Ultimately it's going to be up to Ireland's Catholics to fix the Catholic Church in Ireland and the most the Apostolic Visitors (the 'A Team'?) can do is push things in the right direction.
Their first and most essential task will obviously be to ensure that the church's child protection policy is sufficiently robust and is being properly implemented diocese by diocese and religious congregation by religious congregation. In this regard, their first port of call will have to be Ian Elliott who runs the church's child protection office.
As I never tire of pointing out, Mr Elliott is a Presbyterian from Northern Ireland. It's important to point this out because given his background no-one can plausibly accuse Elliott of being an 'insider', or of being the hierarchy's lackey.
No-one in the country knows better than Mr Elliott how well or how badly the church is implementing its child protection guidelines. In the latest annual report from his office, Mr Elliott pointed out that things have greatly improved in the last couple of years. But he will know better than anyone, which dioceses and which congregations need a particularly close look, if any.

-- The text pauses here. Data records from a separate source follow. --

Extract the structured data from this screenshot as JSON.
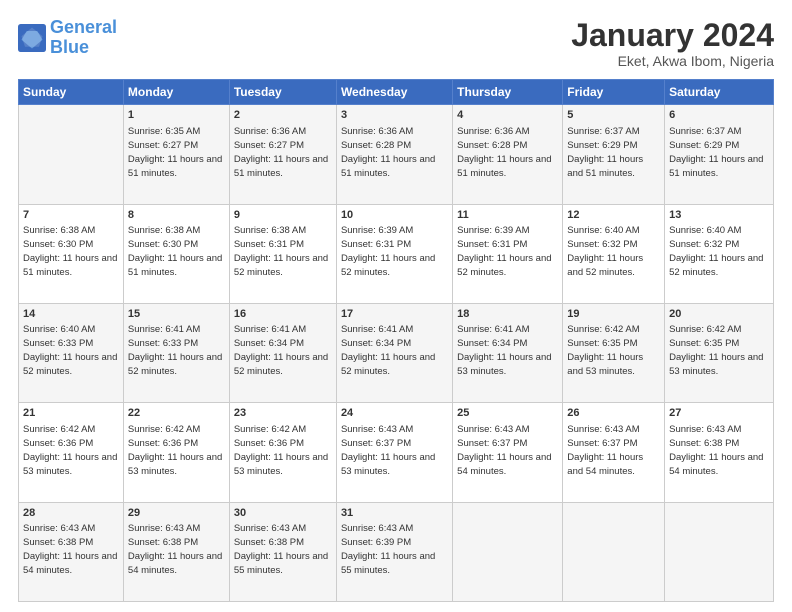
{
  "header": {
    "logo_general": "General",
    "logo_blue": "Blue",
    "title": "January 2024",
    "subtitle": "Eket, Akwa Ibom, Nigeria"
  },
  "days_of_week": [
    "Sunday",
    "Monday",
    "Tuesday",
    "Wednesday",
    "Thursday",
    "Friday",
    "Saturday"
  ],
  "weeks": [
    [
      {
        "day": "",
        "sunrise": "",
        "sunset": "",
        "daylight": ""
      },
      {
        "day": "1",
        "sunrise": "Sunrise: 6:35 AM",
        "sunset": "Sunset: 6:27 PM",
        "daylight": "Daylight: 11 hours and 51 minutes."
      },
      {
        "day": "2",
        "sunrise": "Sunrise: 6:36 AM",
        "sunset": "Sunset: 6:27 PM",
        "daylight": "Daylight: 11 hours and 51 minutes."
      },
      {
        "day": "3",
        "sunrise": "Sunrise: 6:36 AM",
        "sunset": "Sunset: 6:28 PM",
        "daylight": "Daylight: 11 hours and 51 minutes."
      },
      {
        "day": "4",
        "sunrise": "Sunrise: 6:36 AM",
        "sunset": "Sunset: 6:28 PM",
        "daylight": "Daylight: 11 hours and 51 minutes."
      },
      {
        "day": "5",
        "sunrise": "Sunrise: 6:37 AM",
        "sunset": "Sunset: 6:29 PM",
        "daylight": "Daylight: 11 hours and 51 minutes."
      },
      {
        "day": "6",
        "sunrise": "Sunrise: 6:37 AM",
        "sunset": "Sunset: 6:29 PM",
        "daylight": "Daylight: 11 hours and 51 minutes."
      }
    ],
    [
      {
        "day": "7",
        "sunrise": "Sunrise: 6:38 AM",
        "sunset": "Sunset: 6:30 PM",
        "daylight": "Daylight: 11 hours and 51 minutes."
      },
      {
        "day": "8",
        "sunrise": "Sunrise: 6:38 AM",
        "sunset": "Sunset: 6:30 PM",
        "daylight": "Daylight: 11 hours and 51 minutes."
      },
      {
        "day": "9",
        "sunrise": "Sunrise: 6:38 AM",
        "sunset": "Sunset: 6:31 PM",
        "daylight": "Daylight: 11 hours and 52 minutes."
      },
      {
        "day": "10",
        "sunrise": "Sunrise: 6:39 AM",
        "sunset": "Sunset: 6:31 PM",
        "daylight": "Daylight: 11 hours and 52 minutes."
      },
      {
        "day": "11",
        "sunrise": "Sunrise: 6:39 AM",
        "sunset": "Sunset: 6:31 PM",
        "daylight": "Daylight: 11 hours and 52 minutes."
      },
      {
        "day": "12",
        "sunrise": "Sunrise: 6:40 AM",
        "sunset": "Sunset: 6:32 PM",
        "daylight": "Daylight: 11 hours and 52 minutes."
      },
      {
        "day": "13",
        "sunrise": "Sunrise: 6:40 AM",
        "sunset": "Sunset: 6:32 PM",
        "daylight": "Daylight: 11 hours and 52 minutes."
      }
    ],
    [
      {
        "day": "14",
        "sunrise": "Sunrise: 6:40 AM",
        "sunset": "Sunset: 6:33 PM",
        "daylight": "Daylight: 11 hours and 52 minutes."
      },
      {
        "day": "15",
        "sunrise": "Sunrise: 6:41 AM",
        "sunset": "Sunset: 6:33 PM",
        "daylight": "Daylight: 11 hours and 52 minutes."
      },
      {
        "day": "16",
        "sunrise": "Sunrise: 6:41 AM",
        "sunset": "Sunset: 6:34 PM",
        "daylight": "Daylight: 11 hours and 52 minutes."
      },
      {
        "day": "17",
        "sunrise": "Sunrise: 6:41 AM",
        "sunset": "Sunset: 6:34 PM",
        "daylight": "Daylight: 11 hours and 52 minutes."
      },
      {
        "day": "18",
        "sunrise": "Sunrise: 6:41 AM",
        "sunset": "Sunset: 6:34 PM",
        "daylight": "Daylight: 11 hours and 53 minutes."
      },
      {
        "day": "19",
        "sunrise": "Sunrise: 6:42 AM",
        "sunset": "Sunset: 6:35 PM",
        "daylight": "Daylight: 11 hours and 53 minutes."
      },
      {
        "day": "20",
        "sunrise": "Sunrise: 6:42 AM",
        "sunset": "Sunset: 6:35 PM",
        "daylight": "Daylight: 11 hours and 53 minutes."
      }
    ],
    [
      {
        "day": "21",
        "sunrise": "Sunrise: 6:42 AM",
        "sunset": "Sunset: 6:36 PM",
        "daylight": "Daylight: 11 hours and 53 minutes."
      },
      {
        "day": "22",
        "sunrise": "Sunrise: 6:42 AM",
        "sunset": "Sunset: 6:36 PM",
        "daylight": "Daylight: 11 hours and 53 minutes."
      },
      {
        "day": "23",
        "sunrise": "Sunrise: 6:42 AM",
        "sunset": "Sunset: 6:36 PM",
        "daylight": "Daylight: 11 hours and 53 minutes."
      },
      {
        "day": "24",
        "sunrise": "Sunrise: 6:43 AM",
        "sunset": "Sunset: 6:37 PM",
        "daylight": "Daylight: 11 hours and 53 minutes."
      },
      {
        "day": "25",
        "sunrise": "Sunrise: 6:43 AM",
        "sunset": "Sunset: 6:37 PM",
        "daylight": "Daylight: 11 hours and 54 minutes."
      },
      {
        "day": "26",
        "sunrise": "Sunrise: 6:43 AM",
        "sunset": "Sunset: 6:37 PM",
        "daylight": "Daylight: 11 hours and 54 minutes."
      },
      {
        "day": "27",
        "sunrise": "Sunrise: 6:43 AM",
        "sunset": "Sunset: 6:38 PM",
        "daylight": "Daylight: 11 hours and 54 minutes."
      }
    ],
    [
      {
        "day": "28",
        "sunrise": "Sunrise: 6:43 AM",
        "sunset": "Sunset: 6:38 PM",
        "daylight": "Daylight: 11 hours and 54 minutes."
      },
      {
        "day": "29",
        "sunrise": "Sunrise: 6:43 AM",
        "sunset": "Sunset: 6:38 PM",
        "daylight": "Daylight: 11 hours and 54 minutes."
      },
      {
        "day": "30",
        "sunrise": "Sunrise: 6:43 AM",
        "sunset": "Sunset: 6:38 PM",
        "daylight": "Daylight: 11 hours and 55 minutes."
      },
      {
        "day": "31",
        "sunrise": "Sunrise: 6:43 AM",
        "sunset": "Sunset: 6:39 PM",
        "daylight": "Daylight: 11 hours and 55 minutes."
      },
      {
        "day": "",
        "sunrise": "",
        "sunset": "",
        "daylight": ""
      },
      {
        "day": "",
        "sunrise": "",
        "sunset": "",
        "daylight": ""
      },
      {
        "day": "",
        "sunrise": "",
        "sunset": "",
        "daylight": ""
      }
    ]
  ]
}
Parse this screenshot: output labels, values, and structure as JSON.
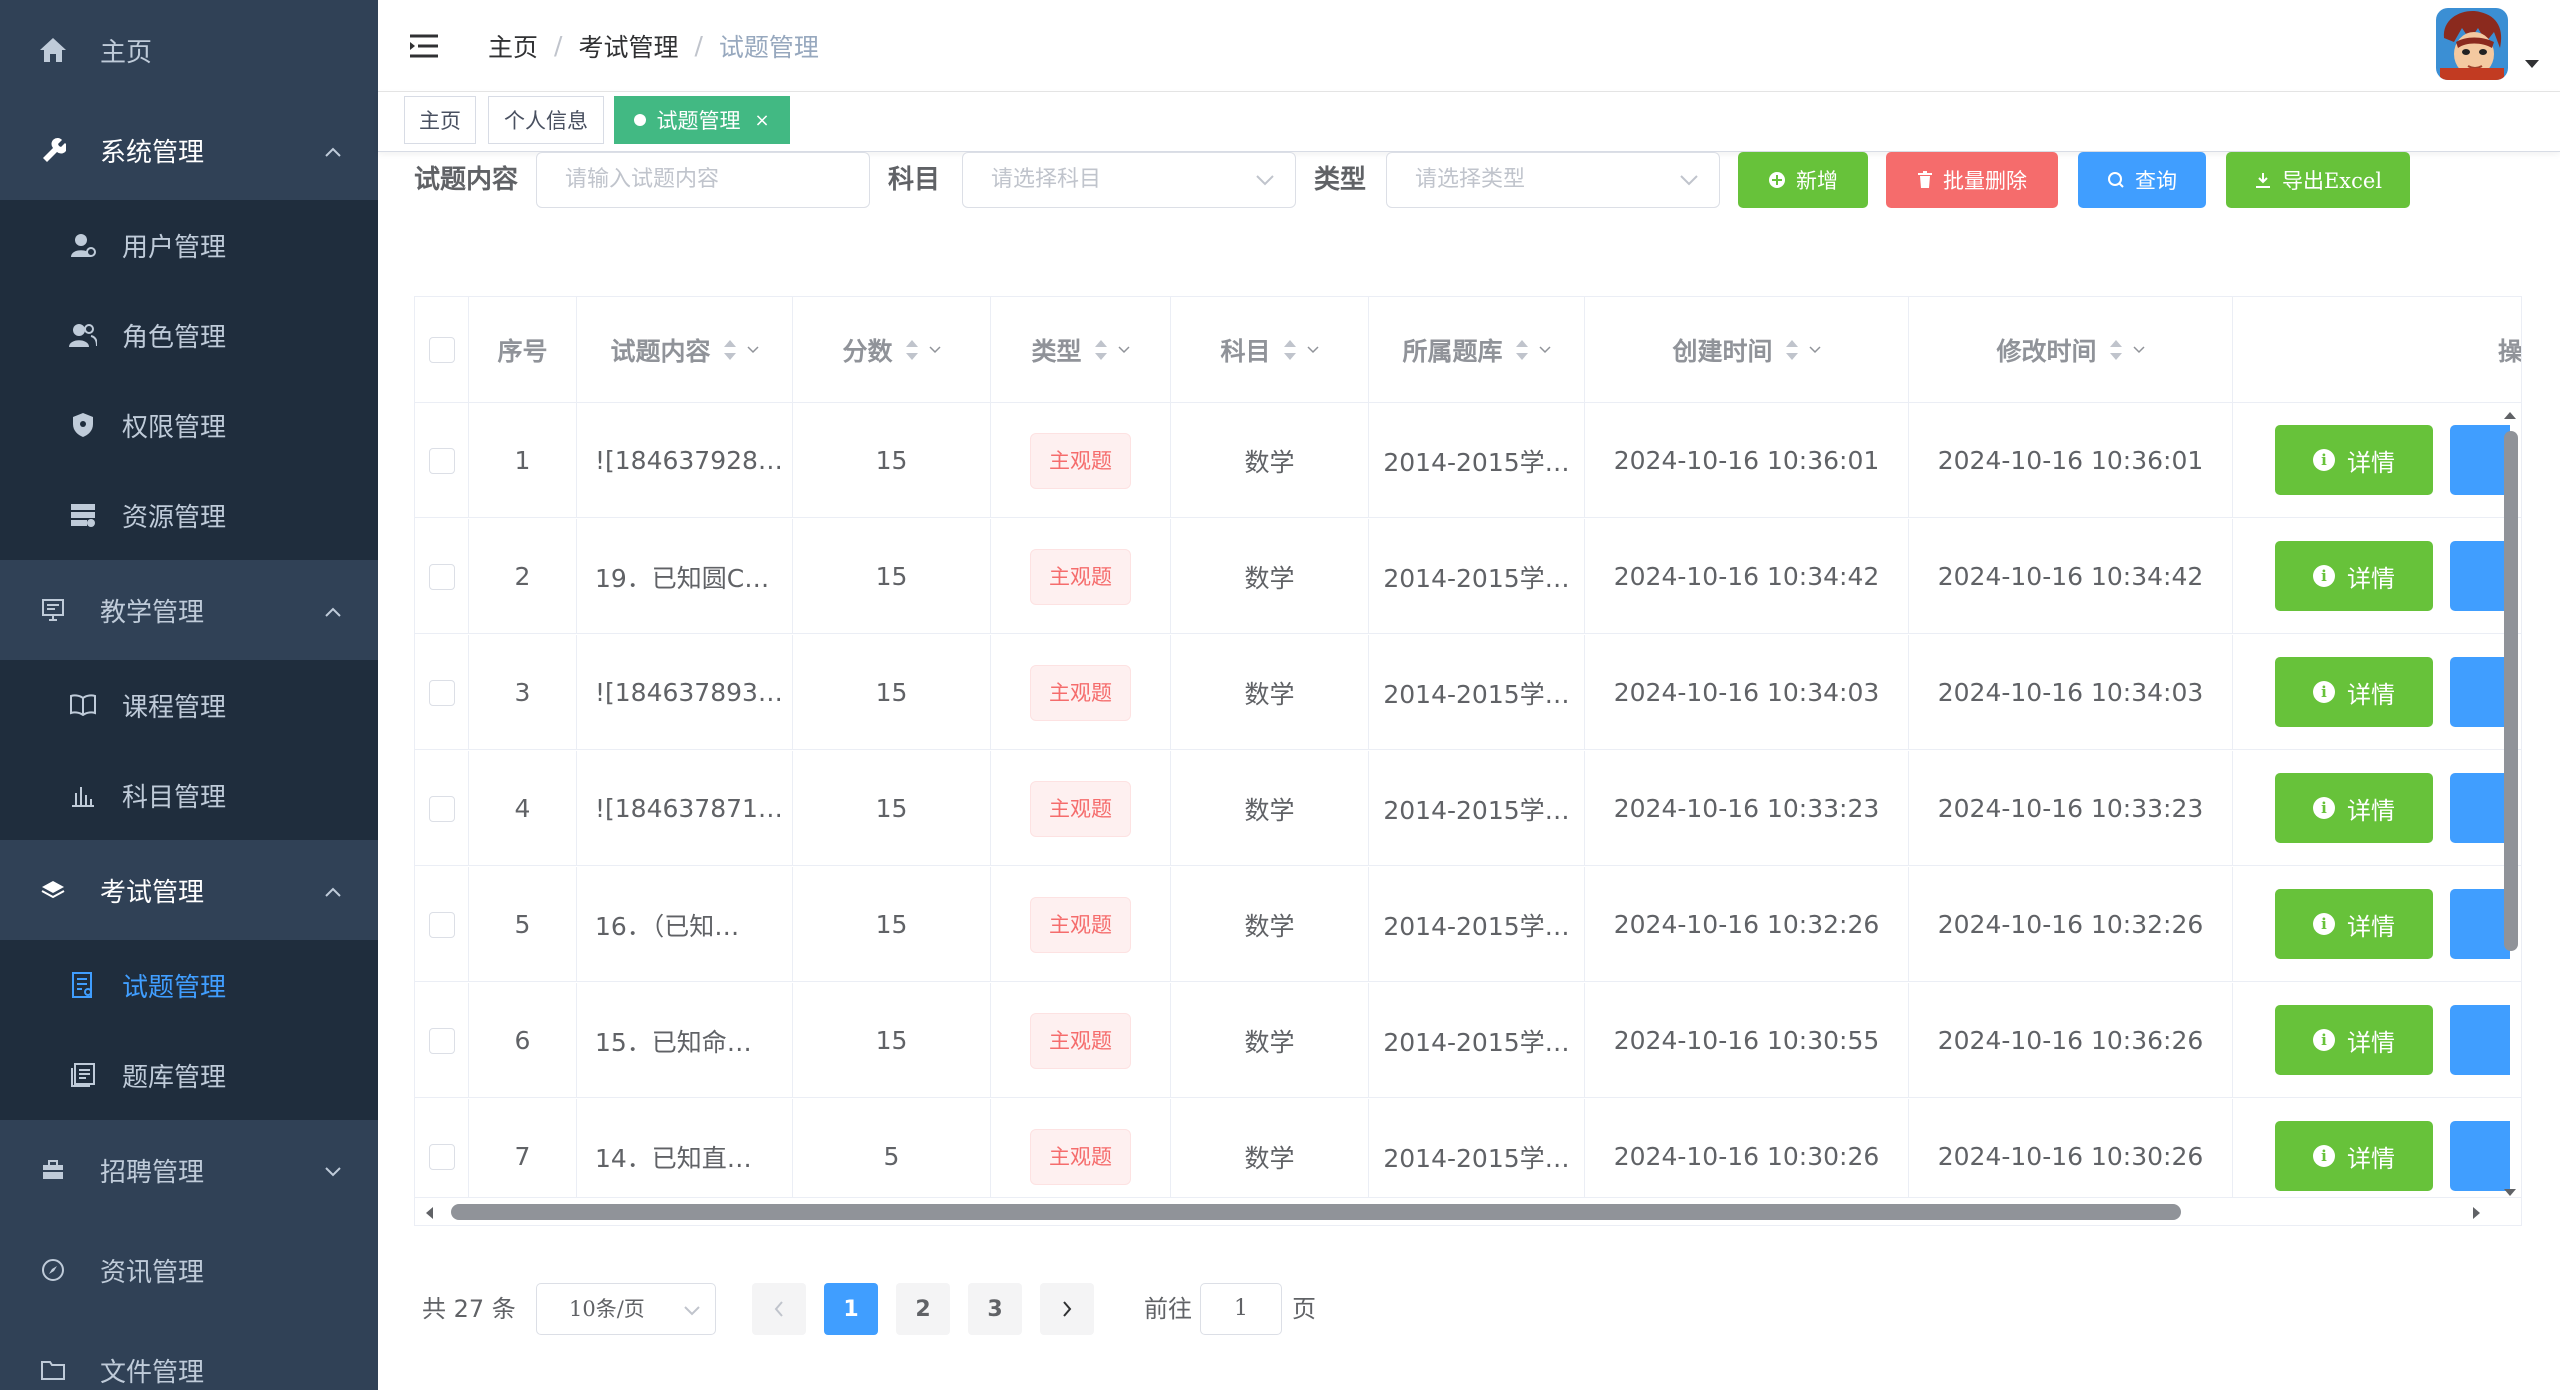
{
  "sidebar": {
    "items": [
      {
        "label": "主页",
        "icon": "home-icon"
      },
      {
        "label": "系统管理",
        "icon": "wrench-icon",
        "expanded": true
      },
      {
        "label": "用户管理",
        "icon": "user-icon"
      },
      {
        "label": "角色管理",
        "icon": "users-icon"
      },
      {
        "label": "权限管理",
        "icon": "shield-icon"
      },
      {
        "label": "资源管理",
        "icon": "server-icon"
      },
      {
        "label": "教学管理",
        "icon": "board-icon",
        "expanded": true
      },
      {
        "label": "课程管理",
        "icon": "book-icon"
      },
      {
        "label": "科目管理",
        "icon": "bars-icon"
      },
      {
        "label": "考试管理",
        "icon": "layers-icon",
        "expanded": true
      },
      {
        "label": "试题管理",
        "icon": "form-icon",
        "active": true
      },
      {
        "label": "题库管理",
        "icon": "doc-icon"
      },
      {
        "label": "招聘管理",
        "icon": "briefcase-icon",
        "expanded": false
      },
      {
        "label": "资讯管理",
        "icon": "compass-icon"
      },
      {
        "label": "文件管理",
        "icon": "folder-icon"
      }
    ]
  },
  "header": {
    "breadcrumb": [
      "主页",
      "考试管理",
      "试题管理"
    ]
  },
  "tags": [
    {
      "label": "主页",
      "active": false
    },
    {
      "label": "个人信息",
      "active": false
    },
    {
      "label": "试题管理",
      "active": true,
      "close": "×"
    }
  ],
  "search": {
    "content_label": "试题内容",
    "content_placeholder": "请输入试题内容",
    "subject_label": "科目",
    "subject_placeholder": "请选择科目",
    "type_label": "类型",
    "type_placeholder": "请选择类型",
    "add_label": "新增",
    "batch_delete_label": "批量删除",
    "query_label": "查询",
    "export_label": "导出Excel"
  },
  "table": {
    "columns": [
      "序号",
      "试题内容",
      "分数",
      "类型",
      "科目",
      "所属题库",
      "创建时间",
      "修改时间",
      "操"
    ],
    "detail_label": "详情",
    "rows": [
      {
        "index": "1",
        "content": "![184637928…",
        "score": "15",
        "type": "主观题",
        "subject": "数学",
        "bank": "2014-2015学…",
        "created": "2024-10-16 10:36:01",
        "modified": "2024-10-16 10:36:01"
      },
      {
        "index": "2",
        "content": "19．已知圆C…",
        "score": "15",
        "type": "主观题",
        "subject": "数学",
        "bank": "2014-2015学…",
        "created": "2024-10-16 10:34:42",
        "modified": "2024-10-16 10:34:42"
      },
      {
        "index": "3",
        "content": "![184637893…",
        "score": "15",
        "type": "主观题",
        "subject": "数学",
        "bank": "2014-2015学…",
        "created": "2024-10-16 10:34:03",
        "modified": "2024-10-16 10:34:03"
      },
      {
        "index": "4",
        "content": "![184637871…",
        "score": "15",
        "type": "主观题",
        "subject": "数学",
        "bank": "2014-2015学…",
        "created": "2024-10-16 10:33:23",
        "modified": "2024-10-16 10:33:23"
      },
      {
        "index": "5",
        "content": "16．（已知…",
        "score": "15",
        "type": "主观题",
        "subject": "数学",
        "bank": "2014-2015学…",
        "created": "2024-10-16 10:32:26",
        "modified": "2024-10-16 10:32:26"
      },
      {
        "index": "6",
        "content": "15．已知命…",
        "score": "15",
        "type": "主观题",
        "subject": "数学",
        "bank": "2014-2015学…",
        "created": "2024-10-16 10:30:55",
        "modified": "2024-10-16 10:36:26"
      },
      {
        "index": "7",
        "content": "14．已知直…",
        "score": "5",
        "type": "主观题",
        "subject": "数学",
        "bank": "2014-2015学…",
        "created": "2024-10-16 10:30:26",
        "modified": "2024-10-16 10:30:26"
      }
    ]
  },
  "pagination": {
    "total": "共 27 条",
    "page_size": "10条/页",
    "pages": [
      "1",
      "2",
      "3"
    ],
    "current": "1",
    "goto_label": "前往",
    "goto_value": "1",
    "page_suffix": "页"
  },
  "colors": {
    "sidebar_bg": "#304156",
    "sidebar_sub_bg": "#1f2d3d",
    "active_tag": "#42b983",
    "primary": "#409eff",
    "success": "#67c23a",
    "danger": "#f56c6c"
  }
}
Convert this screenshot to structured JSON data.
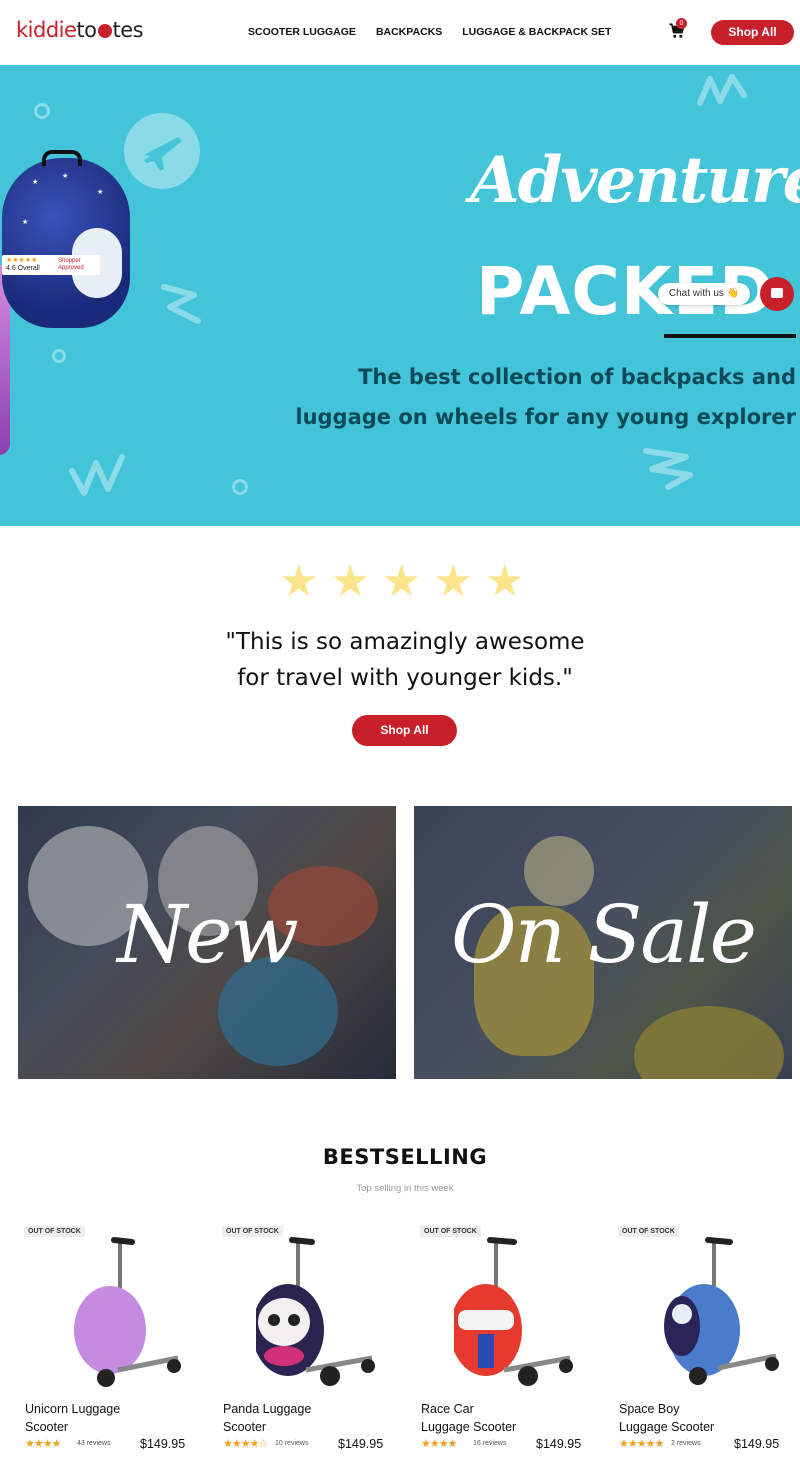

The visitation is also going to need to show that it has teeth. People need to know that if it finds serious failings in any given diocese or religious order, it will recommend to Rome that the heads responsible will roll. If not, then the visitation will be dismissed as an exercise in window dressing.
The team also needs to beware of bishops or congregations or seminaries building facades, or Potemkin villages to fool the visitors into thinking everything is just fine.
In a way, each of the members of this inspection team being sent by the Pope is like an explorer being parachuted into a jungle with no map and where they know no-one. They will be met by the local chief -- that is the bishop or head of a congregation -- but they're also going to have to find local guides they can trust.
That won't be easy, but nonetheless they will need to find independent-minded priests and lay-people who can show them around.
They're also going to have to watch out for people who might have personal grudges against the local bishop or congregational head.
In addition, they're going to have to watch out for people who will complain that the church still hasn't implemented the supposed reforms of the Second Vatican Council. These are the same people who, in the name of the council, managed to persuade bishops throughout the world to abandon canon law because it was too 'legalistic'.
This happened in the late 1960s and, as the team will discover if they read the Murphy report into abuse in the Dublin archdiocese, one of the big problems in the archdiocese in terms of how it responded to abuse allegations isn't that canon law was used, but that it wasn't used!
If they read that report closely, they will also find that a grossly disproportionate number of the abuse cases happened in the 1970s and 1980s.
Indeed, what they'll find is that the child protection systems now in place are probably a lot better than they think.
The church here has been exceptionally bad at broadcasting this fact.
In addition, while allegations are still being made against priests, the incidents themselves mostly happened in an increasingly distant past. The general public almost certainly believes things are still out of control.
In fact, of the allegations received in the year or so up to the last report by the national child protection office, none related to an incident that took place in the last nine years. Almost no-one knows this, not even most priests and bishops, let alone the public.
Briefly, what else can the inspection do? It can try to breathe some new life into St Patrick's College, Maynooth. The man charged with the task of inspecting Maynooth is Archbishop Timothy Dolan of New York, and there is no better person for the job.
The two Canadians on the team, Archbishops Thomas Collins and Terence Prendergast, could do a lot worse than to tell Cardinal Marc Ouellet, their fellow Canadian newly in charge of the Congregation for Bishops in Rome, that Ireland needs a few more bishops who will offer strong, confident leadership. In fact, child safety aside, nothing is more important.
I said don't expect miracles from this visit. But, if done properly, it can be a real shot in the arm for the Irish church. If it can ensure our child protection system is in order, restore a bit of zeal to Maynooth, and prompt Rome into giving us a few more genuine leaders, it will have achieved as much as anyone can reasonably expect.